▶ [What is required]: The answer must be every line of the data that holds the word "marker".

▶ [Extracted information]:
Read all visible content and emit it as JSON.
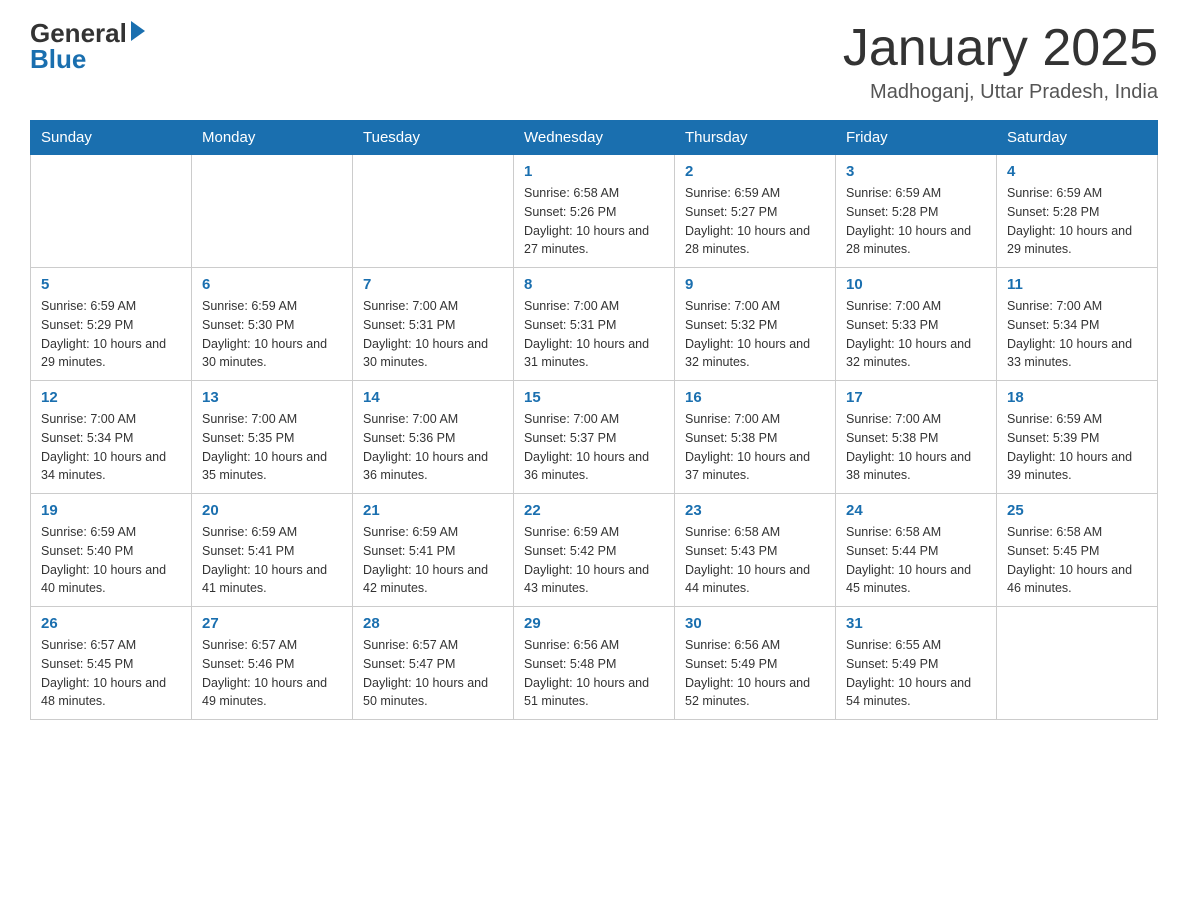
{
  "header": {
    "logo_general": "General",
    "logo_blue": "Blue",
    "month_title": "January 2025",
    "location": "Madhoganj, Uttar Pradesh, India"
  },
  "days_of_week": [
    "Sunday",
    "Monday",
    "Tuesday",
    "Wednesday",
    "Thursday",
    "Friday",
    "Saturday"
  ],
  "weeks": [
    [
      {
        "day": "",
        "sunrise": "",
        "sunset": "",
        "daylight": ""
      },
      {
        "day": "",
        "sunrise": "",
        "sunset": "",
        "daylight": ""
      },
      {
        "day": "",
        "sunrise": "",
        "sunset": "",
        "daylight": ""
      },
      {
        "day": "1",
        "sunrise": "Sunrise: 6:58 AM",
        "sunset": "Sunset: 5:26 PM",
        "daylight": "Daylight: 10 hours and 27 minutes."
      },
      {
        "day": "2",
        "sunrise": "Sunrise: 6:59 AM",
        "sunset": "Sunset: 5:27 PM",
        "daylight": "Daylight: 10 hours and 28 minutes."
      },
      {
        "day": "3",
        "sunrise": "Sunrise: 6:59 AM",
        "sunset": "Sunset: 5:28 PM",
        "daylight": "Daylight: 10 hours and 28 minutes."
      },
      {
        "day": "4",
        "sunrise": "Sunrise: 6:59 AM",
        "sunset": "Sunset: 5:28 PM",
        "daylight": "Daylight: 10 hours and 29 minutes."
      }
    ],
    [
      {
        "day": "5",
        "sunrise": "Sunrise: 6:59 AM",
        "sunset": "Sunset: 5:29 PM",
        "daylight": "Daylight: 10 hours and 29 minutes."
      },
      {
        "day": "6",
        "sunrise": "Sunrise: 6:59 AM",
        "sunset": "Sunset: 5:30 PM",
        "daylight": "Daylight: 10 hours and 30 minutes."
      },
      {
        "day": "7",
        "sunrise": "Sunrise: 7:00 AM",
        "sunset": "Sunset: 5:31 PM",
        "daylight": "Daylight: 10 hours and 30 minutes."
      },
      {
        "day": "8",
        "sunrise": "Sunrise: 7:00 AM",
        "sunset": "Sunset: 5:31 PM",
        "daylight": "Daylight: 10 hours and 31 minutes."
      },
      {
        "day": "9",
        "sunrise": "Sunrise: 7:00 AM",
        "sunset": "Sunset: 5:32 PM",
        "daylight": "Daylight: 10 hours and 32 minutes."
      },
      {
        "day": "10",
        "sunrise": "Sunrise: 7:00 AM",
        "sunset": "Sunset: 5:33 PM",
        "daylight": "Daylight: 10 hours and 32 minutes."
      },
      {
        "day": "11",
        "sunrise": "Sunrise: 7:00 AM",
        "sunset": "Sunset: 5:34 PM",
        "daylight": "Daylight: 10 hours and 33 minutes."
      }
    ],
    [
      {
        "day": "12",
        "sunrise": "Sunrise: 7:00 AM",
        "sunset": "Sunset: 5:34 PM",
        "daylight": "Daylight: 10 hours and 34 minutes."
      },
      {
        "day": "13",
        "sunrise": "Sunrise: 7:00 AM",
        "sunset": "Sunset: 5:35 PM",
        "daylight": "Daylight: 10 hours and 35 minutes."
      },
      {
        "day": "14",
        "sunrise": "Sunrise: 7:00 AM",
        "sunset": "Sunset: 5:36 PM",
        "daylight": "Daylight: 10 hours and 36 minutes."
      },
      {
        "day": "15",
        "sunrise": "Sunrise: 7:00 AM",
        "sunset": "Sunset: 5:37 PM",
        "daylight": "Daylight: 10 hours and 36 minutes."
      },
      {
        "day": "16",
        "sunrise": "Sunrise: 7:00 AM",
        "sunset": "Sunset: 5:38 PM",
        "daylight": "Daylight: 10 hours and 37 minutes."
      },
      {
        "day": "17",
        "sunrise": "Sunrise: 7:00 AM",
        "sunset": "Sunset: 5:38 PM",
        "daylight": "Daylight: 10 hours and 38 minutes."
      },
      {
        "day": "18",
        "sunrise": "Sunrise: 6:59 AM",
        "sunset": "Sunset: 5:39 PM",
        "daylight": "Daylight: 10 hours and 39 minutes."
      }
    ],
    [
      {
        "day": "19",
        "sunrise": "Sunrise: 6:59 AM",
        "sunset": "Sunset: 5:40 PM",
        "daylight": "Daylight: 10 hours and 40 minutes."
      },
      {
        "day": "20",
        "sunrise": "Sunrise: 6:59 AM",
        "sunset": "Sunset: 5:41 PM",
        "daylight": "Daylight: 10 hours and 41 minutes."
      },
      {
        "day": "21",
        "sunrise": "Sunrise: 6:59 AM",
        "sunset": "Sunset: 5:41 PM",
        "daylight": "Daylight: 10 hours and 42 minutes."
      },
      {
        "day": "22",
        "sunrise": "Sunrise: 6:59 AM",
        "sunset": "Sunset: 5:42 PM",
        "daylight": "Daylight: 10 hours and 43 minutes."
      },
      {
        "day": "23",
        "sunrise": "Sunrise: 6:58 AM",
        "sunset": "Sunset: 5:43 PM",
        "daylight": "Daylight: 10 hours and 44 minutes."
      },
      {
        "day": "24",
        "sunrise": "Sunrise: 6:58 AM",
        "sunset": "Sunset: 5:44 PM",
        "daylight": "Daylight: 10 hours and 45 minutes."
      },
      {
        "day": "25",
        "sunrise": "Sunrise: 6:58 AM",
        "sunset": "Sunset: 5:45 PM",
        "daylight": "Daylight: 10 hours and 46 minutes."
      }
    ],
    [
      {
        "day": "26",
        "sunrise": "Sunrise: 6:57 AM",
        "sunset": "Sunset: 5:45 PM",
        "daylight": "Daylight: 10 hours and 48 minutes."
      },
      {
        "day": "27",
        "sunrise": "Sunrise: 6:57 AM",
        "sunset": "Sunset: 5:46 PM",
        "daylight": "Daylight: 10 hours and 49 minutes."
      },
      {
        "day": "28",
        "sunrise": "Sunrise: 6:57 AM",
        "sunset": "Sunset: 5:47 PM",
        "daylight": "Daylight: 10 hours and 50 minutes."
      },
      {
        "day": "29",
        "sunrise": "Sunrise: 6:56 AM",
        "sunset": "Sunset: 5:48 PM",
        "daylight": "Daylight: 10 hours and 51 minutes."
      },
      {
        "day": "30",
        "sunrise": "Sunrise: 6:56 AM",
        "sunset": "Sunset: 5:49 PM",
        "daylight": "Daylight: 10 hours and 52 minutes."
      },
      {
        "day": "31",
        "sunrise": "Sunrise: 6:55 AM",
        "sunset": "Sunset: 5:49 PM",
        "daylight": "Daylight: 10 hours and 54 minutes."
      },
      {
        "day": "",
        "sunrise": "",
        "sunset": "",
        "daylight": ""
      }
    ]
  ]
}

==

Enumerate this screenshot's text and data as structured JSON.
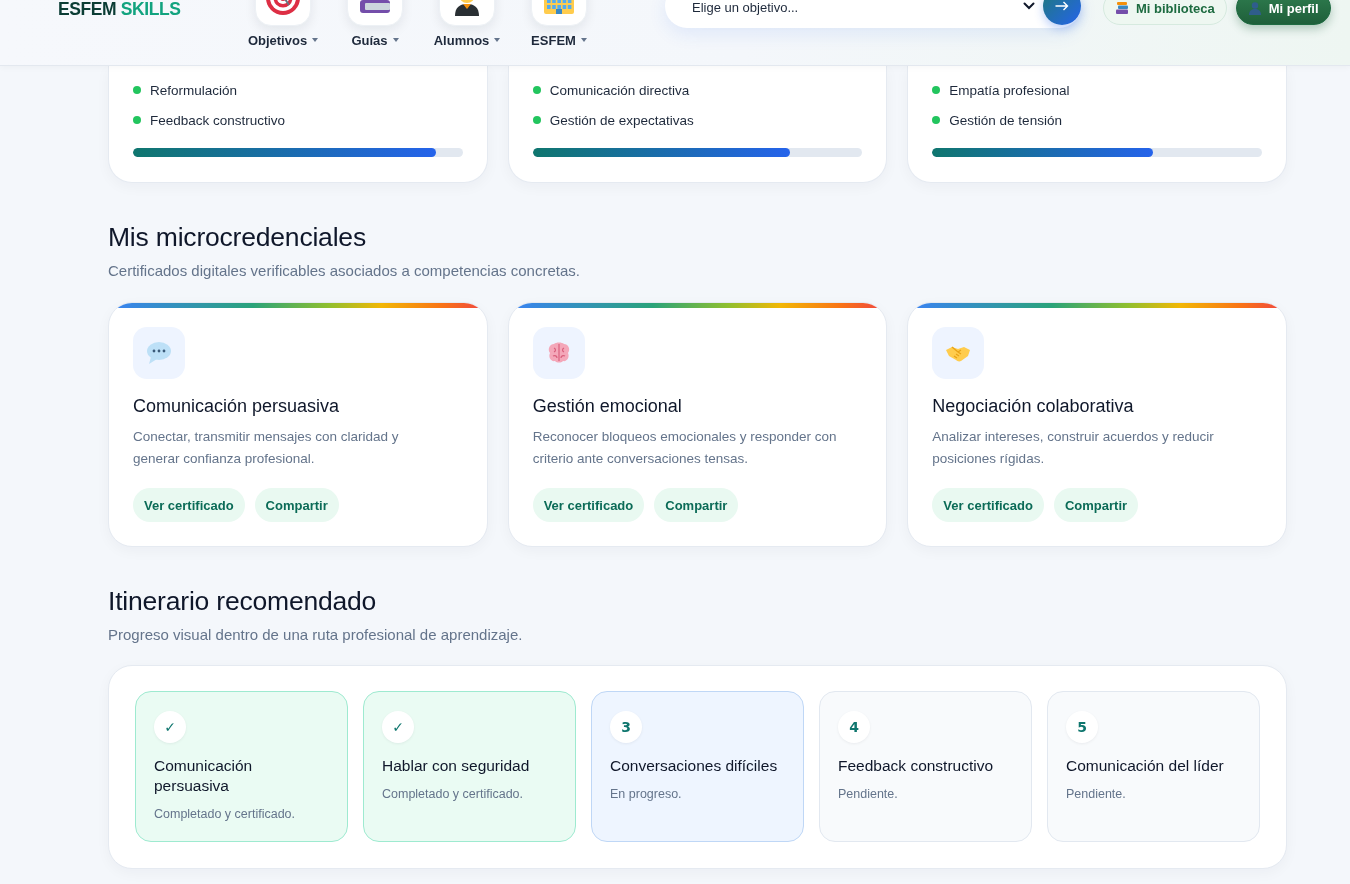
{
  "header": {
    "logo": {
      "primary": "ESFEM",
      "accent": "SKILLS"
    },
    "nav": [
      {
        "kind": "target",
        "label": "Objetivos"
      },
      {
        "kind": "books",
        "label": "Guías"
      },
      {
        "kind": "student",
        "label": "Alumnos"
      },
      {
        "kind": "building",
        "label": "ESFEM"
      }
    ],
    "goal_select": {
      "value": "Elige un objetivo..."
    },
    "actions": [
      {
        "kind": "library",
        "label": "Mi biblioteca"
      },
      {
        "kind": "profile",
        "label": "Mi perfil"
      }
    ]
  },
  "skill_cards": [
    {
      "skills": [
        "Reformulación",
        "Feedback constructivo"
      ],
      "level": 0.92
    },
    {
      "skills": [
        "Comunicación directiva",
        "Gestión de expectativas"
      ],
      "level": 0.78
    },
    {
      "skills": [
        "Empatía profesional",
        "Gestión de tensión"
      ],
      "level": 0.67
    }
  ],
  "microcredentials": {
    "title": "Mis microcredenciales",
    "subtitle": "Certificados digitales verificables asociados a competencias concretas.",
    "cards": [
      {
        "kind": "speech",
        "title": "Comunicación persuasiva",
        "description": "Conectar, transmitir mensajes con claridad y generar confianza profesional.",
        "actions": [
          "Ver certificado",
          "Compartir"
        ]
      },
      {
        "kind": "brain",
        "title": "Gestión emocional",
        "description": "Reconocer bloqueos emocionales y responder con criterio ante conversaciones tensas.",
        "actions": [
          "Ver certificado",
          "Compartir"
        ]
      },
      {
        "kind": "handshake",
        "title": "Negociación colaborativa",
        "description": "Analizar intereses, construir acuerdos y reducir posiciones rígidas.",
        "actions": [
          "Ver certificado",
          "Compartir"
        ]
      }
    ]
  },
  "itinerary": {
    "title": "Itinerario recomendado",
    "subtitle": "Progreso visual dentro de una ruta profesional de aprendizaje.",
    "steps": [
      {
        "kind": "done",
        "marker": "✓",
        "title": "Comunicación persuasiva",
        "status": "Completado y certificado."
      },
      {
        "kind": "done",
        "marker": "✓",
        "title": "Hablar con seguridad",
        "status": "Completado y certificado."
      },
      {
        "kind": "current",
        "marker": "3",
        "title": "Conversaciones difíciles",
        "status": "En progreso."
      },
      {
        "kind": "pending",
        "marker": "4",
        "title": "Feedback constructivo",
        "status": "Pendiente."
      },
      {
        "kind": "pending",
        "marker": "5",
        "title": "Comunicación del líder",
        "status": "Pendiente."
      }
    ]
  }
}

▶ [Exercise solution]:
        "marker": "✓",
        "marker": "✓",
        "marker": "3",
        "marker": "4",
        "marker": "5",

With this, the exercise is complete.